Last summer, during an extended trip to Ireland, I, on a whim, rented a vehicle and undertook a drive along much of the Irish border. Understandably, given its inherently global nature and reliance on cross-border trade, the financial services sector would be worst hit in the UK.

"The time will come when you regret your decision", the president of the European Commission said, as Nigel Farage laughed and shook his head in disbelief.




The British chancellor Philip Hammond has already announced that he wants to include a seperate section for financial services in a future Brexit trade deal.

Agreeing a transition period after Britain's formal departure from the European Union bloc by next week is tricky, as London and Brussels are at loggerheads over how to organise the border between the Republic of Ireland and British province Northern Ireland.

"And I do believe that rationality, common sense will win the day if we conduct ourselves with decorum and patience and I think therefore it's in all our interests to keep the temperature down".

European Union leaders have been pressing British Prime Minister Theresa May to clarify what she wants before they agree their position on the future economic partnership at a summit later this month. 72 per cent of trade in and out of Belfast Harbour is to Great Britain and less than one fifth to the EU.

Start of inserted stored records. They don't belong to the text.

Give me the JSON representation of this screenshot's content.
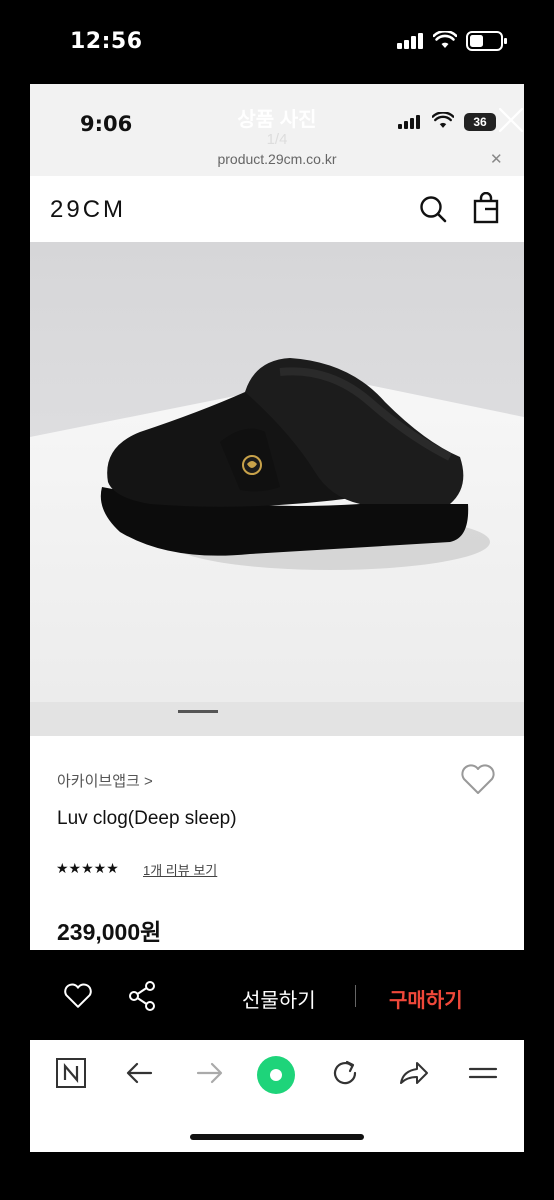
{
  "outer_status": {
    "time": "12:56"
  },
  "inner_status": {
    "time": "9:06",
    "battery": "36",
    "url": "product.29cm.co.kr"
  },
  "overlay": {
    "title": "상품 사진",
    "counter": "1/4"
  },
  "site": {
    "logo": "29CM"
  },
  "product": {
    "brand": "아카이브앱크 >",
    "name": "Luv clog(Deep sleep)",
    "rating_stars": "★★★★★",
    "review_link": "1개 리뷰 보기",
    "price": "239,000원"
  },
  "actions": {
    "gift_label": "선물하기",
    "buy_label": "구매하기"
  },
  "browser_toolbar": {
    "items": [
      "n-home-icon",
      "back-arrow-icon",
      "forward-arrow-icon",
      "green-dot-icon",
      "reload-icon",
      "share-arrow-icon",
      "menu-icon"
    ]
  },
  "colors": {
    "buy_accent": "#f0483a",
    "green_button": "#1ed47a"
  }
}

Sinn Féin's Martina Anderson said: "Paragraphs 55 and 56 are ensuring there will be no hardening of the border in Ireland, the Good Friday Agreement will be preserved in all of its parts, the backstop, which will operationalised, is the bottom line and there will be no reduction of our rights".